Tweens graces us with their loud, fast, and insanely relatable debut.
To get ready for Tweens’ show at Death by Audio last week, I picked out a floral skirt, trimmed my bangs and applied candy red lipstick because it wouldn’t have felt right any other way. Lead singer Bridget Battle is someone you want in your girl gang. You want to complain to her about your hometown, spill secret crushes, share hookup stories and hang out at all hours of the night. But more than your new friend crush, Battle is an exciting band leader. Her vocals strike Kathleen Hanna’s mix of shout and pout and are what makes Tweens special. Her guitar playing is fast and fuzzy, and keeps the energy high through their 35-minute self-titled debut on Frenchkiss Records. Tweens’ first single “Be Mean” was a perfect intro to the “trash-pop” Cincinnati trio (Battle’s joined by friends Peyton Copes on bass and Jerri Queen on drums). It holds up as the album’s strongest track and sets the formula: loud and fast. Tweens step back from that blueprint only a few times with sock hop slow dance “Want U,” and “Don’t Wait Up” and “Forever” sit somewhere in the middle.

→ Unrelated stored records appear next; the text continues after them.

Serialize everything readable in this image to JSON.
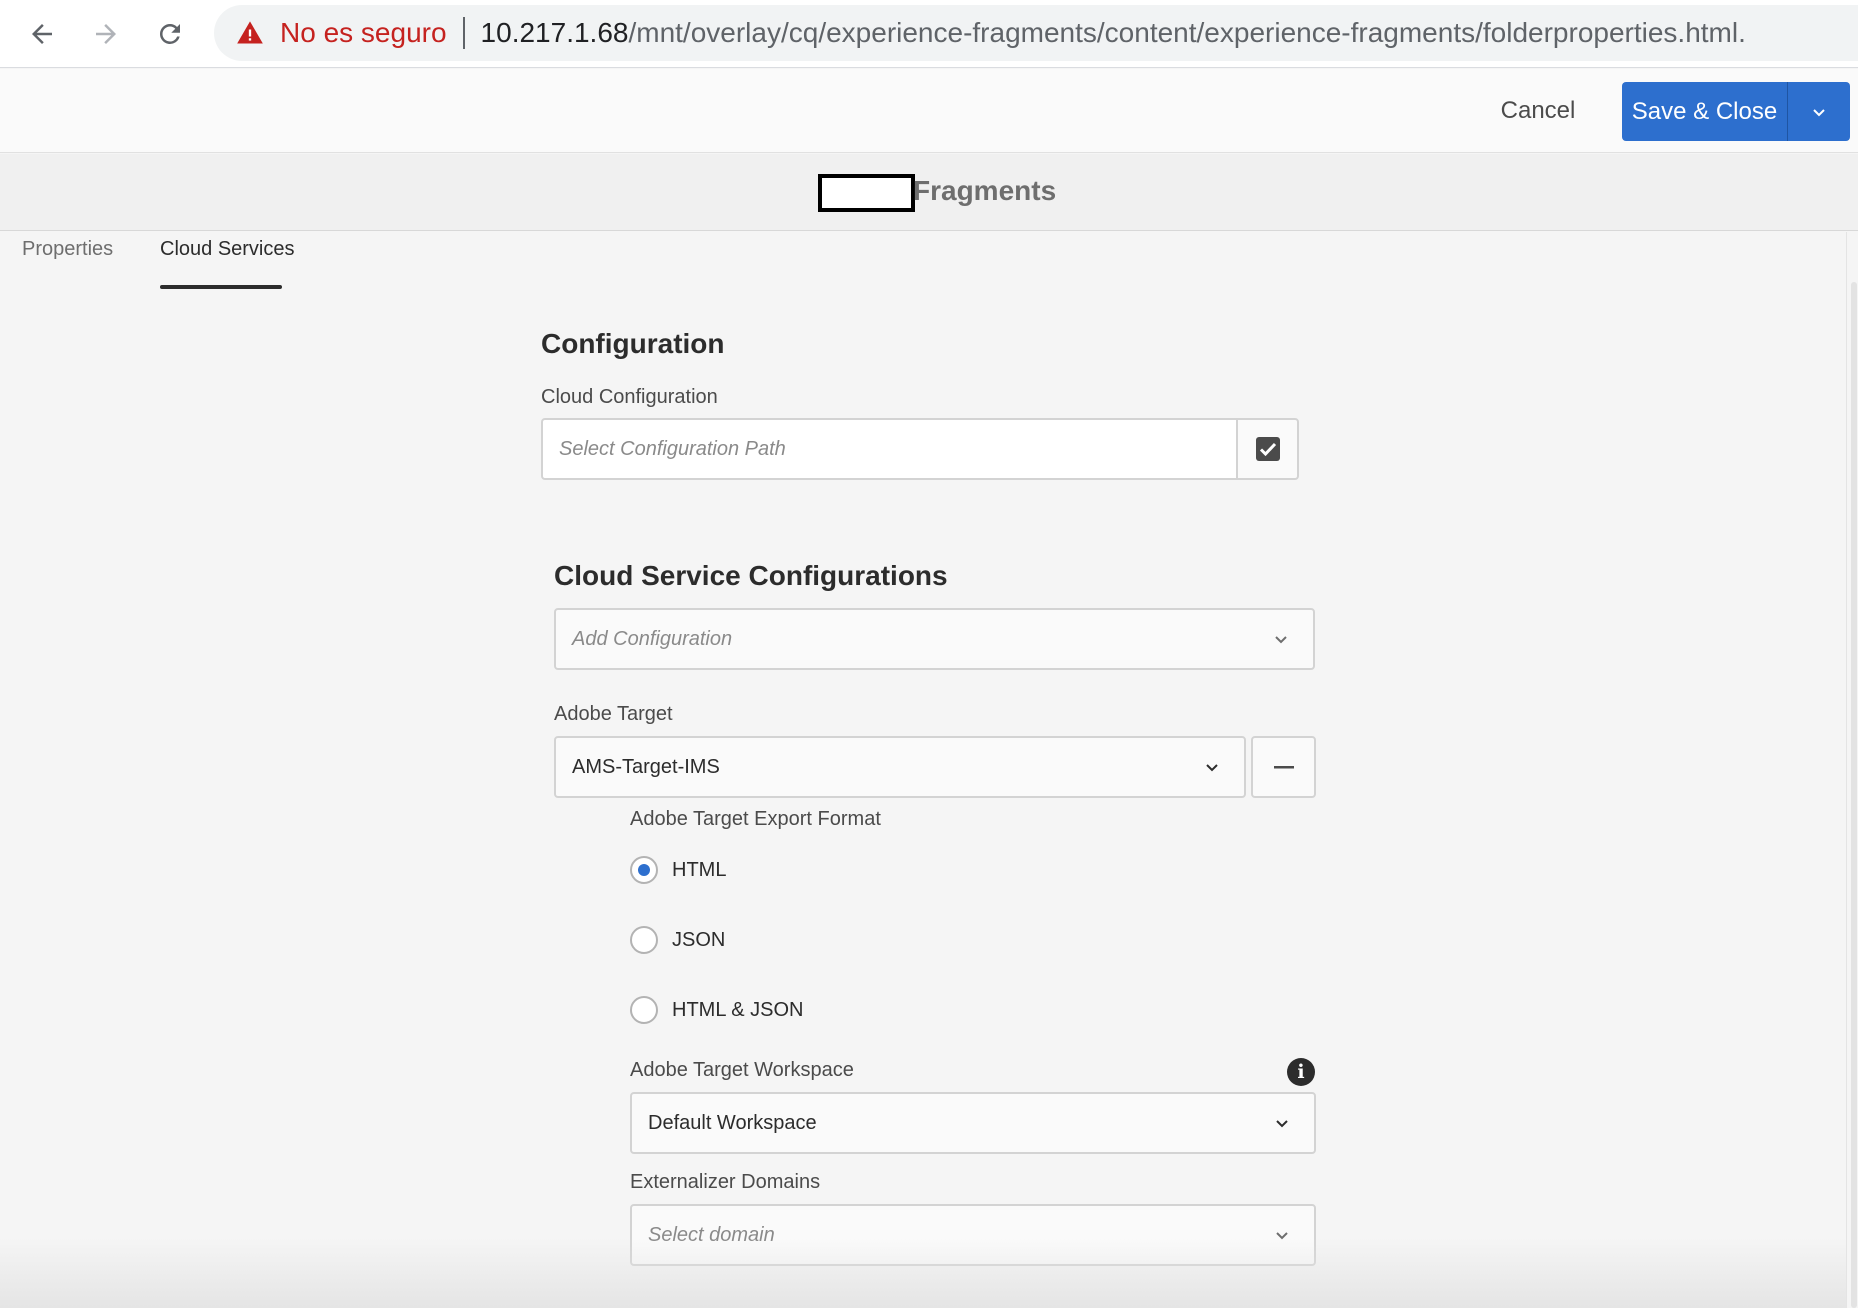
{
  "browser": {
    "not_secure_label": "No es seguro",
    "url_host": "10.217.1.68",
    "url_path": "/mnt/overlay/cq/experience-fragments/content/experience-fragments/folderproperties.html."
  },
  "actions": {
    "cancel_label": "Cancel",
    "save_label": "Save & Close"
  },
  "title": {
    "visible_text": "Fragments"
  },
  "tabs": [
    {
      "label": "Properties",
      "active": false
    },
    {
      "label": "Cloud Services",
      "active": true
    }
  ],
  "configuration": {
    "heading": "Configuration",
    "cloud_config_label": "Cloud Configuration",
    "cloud_config_placeholder": "Select Configuration Path"
  },
  "cloud_services": {
    "heading": "Cloud Service Configurations",
    "add_placeholder": "Add Configuration",
    "target_label": "Adobe Target",
    "target_value": "AMS-Target-IMS",
    "export_format_label": "Adobe Target Export Format",
    "export_options": [
      {
        "label": "HTML",
        "checked": true
      },
      {
        "label": "JSON",
        "checked": false
      },
      {
        "label": "HTML & JSON",
        "checked": false
      }
    ],
    "workspace_label": "Adobe Target Workspace",
    "workspace_value": "Default Workspace",
    "domains_label": "Externalizer Domains",
    "domains_placeholder": "Select domain"
  },
  "colors": {
    "primary": "#2d6fce",
    "not_secure": "#c5221f"
  }
}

Tweens aren’t actually tweens, but their lyrics will hit home for young people. Album opener “Bored in This City” immediately touches on the weird, draining and confusing transitions of young adulthood (“I’m too young to be this tired,” “Waiting on something to happen”), then Battle cries for help in the chorus: “And this town, it’s eating me alive!” She’s also working out what she wants from relationships, another hallmark of your 20s. On “Be Mean,” her “really great, great guy” is frustratingly nice. Later in the record Battle crushes on a “Hardcore Boy,” who she asks to “please rip my heart in two.” But not everyone is dating material, and on “Girlfriend” Battle’s trying to shake a clinger: “Baby can’t you get the hint / I’ll say it again / Don’t wanna, don’t wanna hold your hand.” Battle sings about not always knowing what she wants from love, life and taking it each day and night at a time (“The bright day time was never the right time” on “Don’t Wait Up”). It’s helpful to know she’s figuring out the same things as us, so turn up the volume and let Tweens’ help shake that angst. More proof you’re not alone: a spectacular all-girl mosh pit formed at their Death by Audio show.